Rather than wasting money on vouchers, use the money to cut class size in half in the poorly performing schools and give experienced teachers extra pay for teaching there. Have curriculum guidelines and expectations, but leave it up to the teachers about how to achieve them.

Have you ever been a teacher? If you have, you know that not every teaching technique works with every student. The value of a small class is that it allows the teacher to get to know the student as an individual and figure out what makes that student tick, what sorts of approaches that student will respond to, and what is missing from that student's life outside school.

That's what we need for the underachieving students: teachers who will have the time and the autonomy to work with each student individually." Karen

"Maybe the Unions in other countries are focused on ensuring only the most qualified productive Teachers get to stay in the classroom and work with kids. Our Unions are obsessed with time served and degrees, which are definitely not good indicators of capability, performance, work ethic, dedication, flexibility, organization, etc.

In fact those same Unions fight to allow the highest paid Teachers to have their choice of school. If the Union was dedicated to helping the unlucky kids, they would ensure the "best and most highly compensated" teachers were working in the schools where the kids really need that capability and dedication. Remember Beth's article regarding where MPLS' highest paid Teachers work... (ie not the challenging schools)

As for "extra money", there would be no extra money required. That is why the Status Quo Public School system is so anti-voucher and anti-equal funding for charter schools. They know that if that happens and the Parents choose to go else where... Their revenues will decrease. No strong monopoly wants to be pulled into a competitive situation where they need to offer better quality / performance for the same or less money." G2A

jerrye92002 said...

I must confess I had trouble following what appears to be an argument on another forum, but your last line is Undeniable Truth. One of the expected (and in some cases proven) benefits of vouchers is that the PUBLIC schools get better, as well as the vouchered kids. It also proves, indirectly, that public schools CAN get better, despite their demographic disadvantages. All they need is the "incentive" and the "permission."

And don't let people get away with that class size argument, either. Sure, until 3rd grade it matters, but after that it's much more a matter of physical space, teacher quality, challenging curriculum and effective discipline policy, all things that can be done given the incentive and permission that does, in the former, and should, in the latter, come with a voucher program.

jerrye92002 said...

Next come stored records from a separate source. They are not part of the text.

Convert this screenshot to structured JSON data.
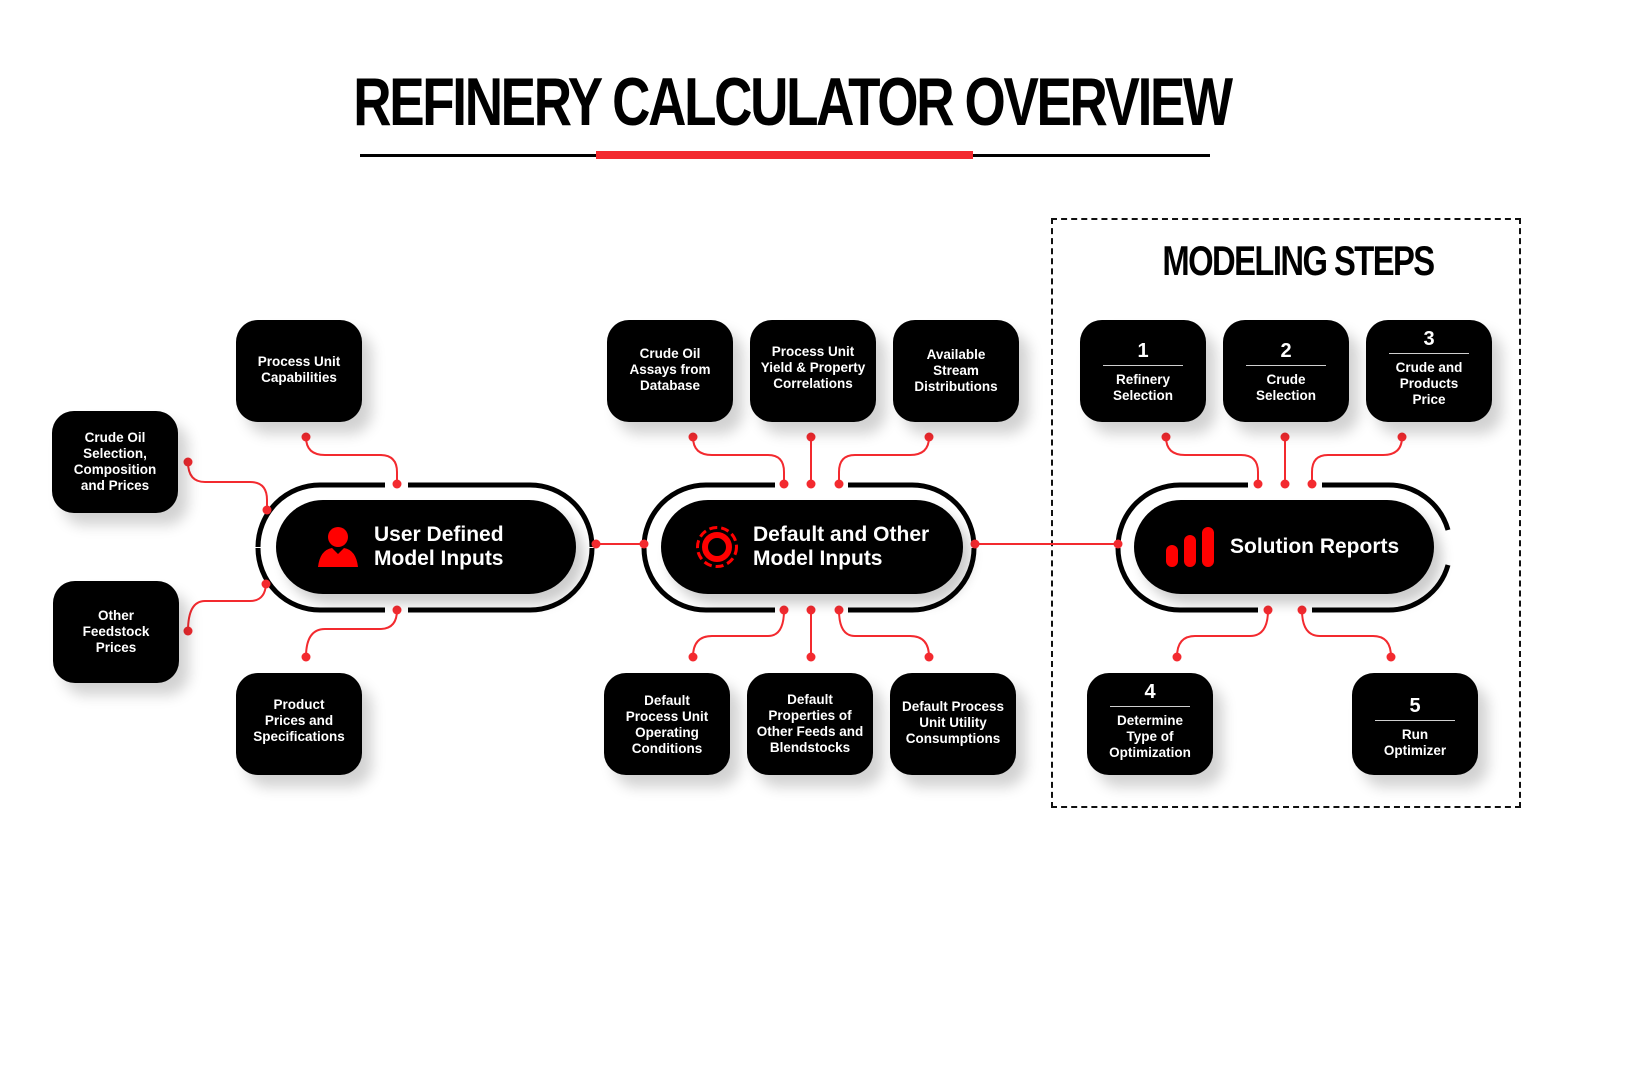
{
  "title": "REFINERY CALCULATOR OVERVIEW",
  "colors": {
    "accent": "#f32a2f",
    "card_bg": "#000000",
    "card_text": "#ffffff",
    "background": "#ffffff"
  },
  "hubs": {
    "user_defined": {
      "label": "User Defined\nModel Inputs",
      "icon": "user-icon"
    },
    "default_other": {
      "label": "Default and Other\nModel Inputs",
      "icon": "gear-ring-icon"
    },
    "solution": {
      "label": "Solution Reports",
      "icon": "bar-chart-icon"
    }
  },
  "user_inputs": [
    {
      "label": "Process Unit\nCapabilities"
    },
    {
      "label": "Crude Oil\nSelection,\nComposition\nand Prices"
    },
    {
      "label": "Other\nFeedstock\nPrices"
    },
    {
      "label": "Product\nPrices and\nSpecifications"
    }
  ],
  "default_inputs_top": [
    {
      "label": "Crude Oil\nAssays from\nDatabase"
    },
    {
      "label": "Process Unit\nYield & Property\nCorrelations"
    },
    {
      "label": "Available\nStream\nDistributions"
    }
  ],
  "default_inputs_bottom": [
    {
      "label": "Default\nProcess Unit\nOperating\nConditions"
    },
    {
      "label": "Default\nProperties of\nOther Feeds and\nBlendstocks"
    },
    {
      "label": "Default Process\nUnit Utility\nConsumptions"
    }
  ],
  "modeling_steps": {
    "title": "MODELING STEPS",
    "steps": [
      {
        "number": "1",
        "label": "Refinery\nSelection"
      },
      {
        "number": "2",
        "label": "Crude\nSelection"
      },
      {
        "number": "3",
        "label": "Crude and\nProducts\nPrice"
      },
      {
        "number": "4",
        "label": "Determine\nType of\nOptimization"
      },
      {
        "number": "5",
        "label": "Run\nOptimizer"
      }
    ]
  }
}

Interesting notion about putting the best teachers in the poorest schools. It hadn't dawned on me before, but that's exactly what Mississippi used to do, before federal intervention. Only they did it within each school. All new students were tested, and placed into classrooms by what they already knew. That's knowledge (past learning opportunities), NOT ability, nor ability assumed from some demographic factor. A poor black kid that was already reading went into the top class, nobody cared. But the kids who didn't even know letters, say, went into a class with the best teacher they had. And it worked, with class sizes of about 28 kids, in first grade.

Identify the obstacles to doing that in the here and now, and you have the solution. Not easy, perhaps, but simple.